I am no longer in the fishbowl.
The fishbowl being my term for life as a cancer patient. An invisible thing, but a barrier separating you from those who are not experiencing anything close to what you are experiencing. It even has a distorting effect on how you see the world much like a fishbowl would.
Patients themselves seem to be aware that we are not one lump of generalized experience; we each have our own fishbowls, and we ask about each others' experiences knowing they are separate from our own.
Now I am out of it, or perhaps I am amphibious, moving in and out. Aware of the distortion from the fishbowl's perspective, but able to mingle with the air breathers.
Most are no longer checking in with me, asking how I am doing. This confirms my theory that such questions are asked either for personal reassurance or for vicarious thrill seeking. At the same time, I never expected such checking in before hand and I struggled with it during. I am now unsure how to manage this "post-treatment" phase of life. The initial instinct is to piece back together the relatively happy existence I had before January 1st, (step one: endurance training. step two: run) but I am also at the beginning of this new road. Will the same methods I used before even translate? Where is this new road going? I was initially under the impression that I may have taken a detour, but that could retrace my steps and find the place where life made a sharp turn.
The reality is that I've shed away layers of myself as this year has progressed. I surprised myself at times. And I can't say I'm the same person. But I still want my transformation to mean something to someone other than me. I want the loss of the life I had been living in 2012 to mean something.
This time last year I was readying myself to date again. Now I need to rebuild myself to that point (or it may be an altogether different point). I have to re-process this experience and integrate it into my life outside the fishbowl. But I don't want to forget the perspective of the fishbowl. So few on this side understand it. To say "because I had cancer" can be as much of an excuse as it is an explanation. It also re-establishes the barrier from which I've just been freed.
Y'all couldn't possibly understand. Don't even try.
And most don't.
When I shaved my head (or maybe it was beforehand), one lady at work commented on my nonchalance, "Well, you're just not that vain," which struck me as grossly incorrect. It was also a morality statement, as if the women donning wigs did so out of vanity. Therefore I was some kind of superhuman for not being so "weak". Grossly incorrect.
I've discovered that cancer and chemo and the rest profoundly affects women's sense of self image simply due to the upset of our own expression of femininity. Gender cues, how and how much we express, is as much as apart of our personal identities as professional skillsets and hobbies, who we love and who we choose to love. Hair was one factor in my life I had taken as a "given". My hair was long and curly and thick. I loved and hated it. I let it grow and sheared it close. It would always grow back, no matter how I abused it. It was just there.
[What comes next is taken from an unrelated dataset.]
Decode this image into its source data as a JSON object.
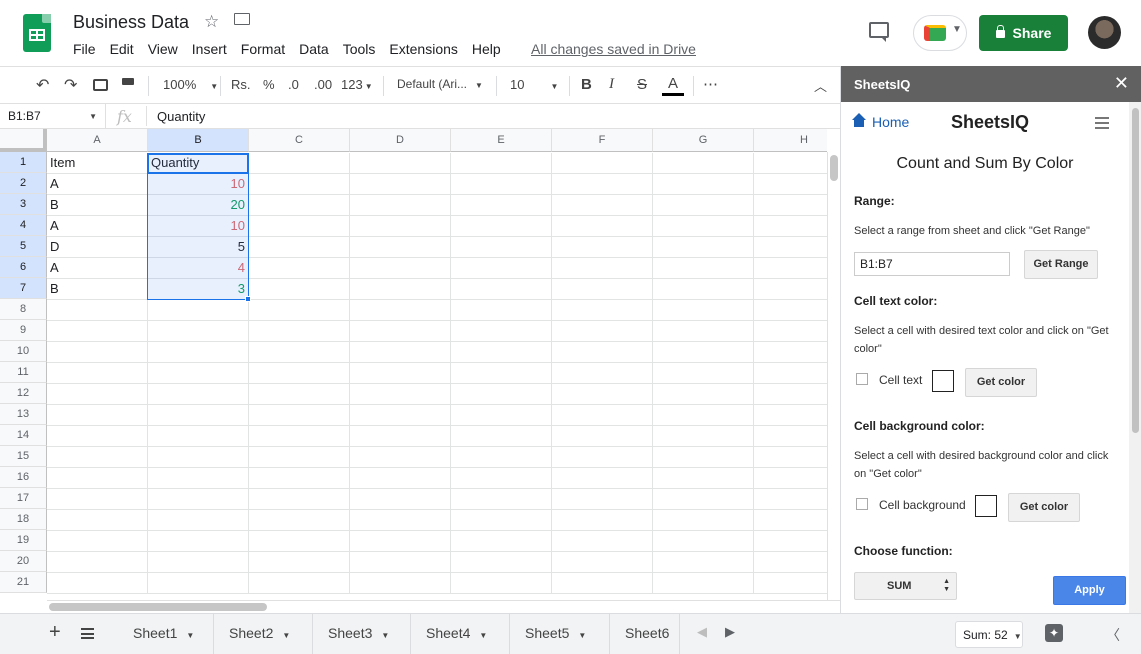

And then it wasn't. But I was already learning there were other ways to express my femininity. Long heavy skirts make me look tall and slender. Hanging earrings accent my long neck. Not every woman has the gall to experiment with her image, where one element is removed, it is easily replaced by another. Also not every woman is at the best possible place in her life to receive such a diagnosis. For that I am fortunate.
My large breasts however, I had long deemed more of a curse than a blessing. I didn't have much guidance on entering womanhood with grace and dignity, so I fumbled with teenage styles that had no chance of flattering a woman's body. The attention of men was something to be regarded with caution, if not outright anxiety. Even in my 20s.
At 30 after an 18 month weight loss effort, I was finally comfortable in my skin and comfortable with the attention my confidence afforded me. I was ready for this brave new world of finally finding Mr. Right. Or at least Mr. Right Now. I hoped I could tell the difference.
Now a year later, my body is scarred. My breasts may be shaped and contoured by an artist of a plastic surgeon; in theory more "ideal" than before, more symmetrical and perky, but the breasts I had before were mine. In that I created them through growth and girth and motherhood and my own struggle to love them. They weren't burnt by radiation or scarred an a very funky pattern. They weren't lopsided in their sensitivity and I wasn't left hoping that such weirdness will heal itself and won't be a "thing" to worry about the next time I undress for someone.
The treatment leaves you desensitized from your body. You are exposed to many eyes and felt up by many hands. You are stabbed and jabbed and drawn upon. After all the doctors and techs and nurses and medical students, you have to define for yourself what "sexy" means all over again.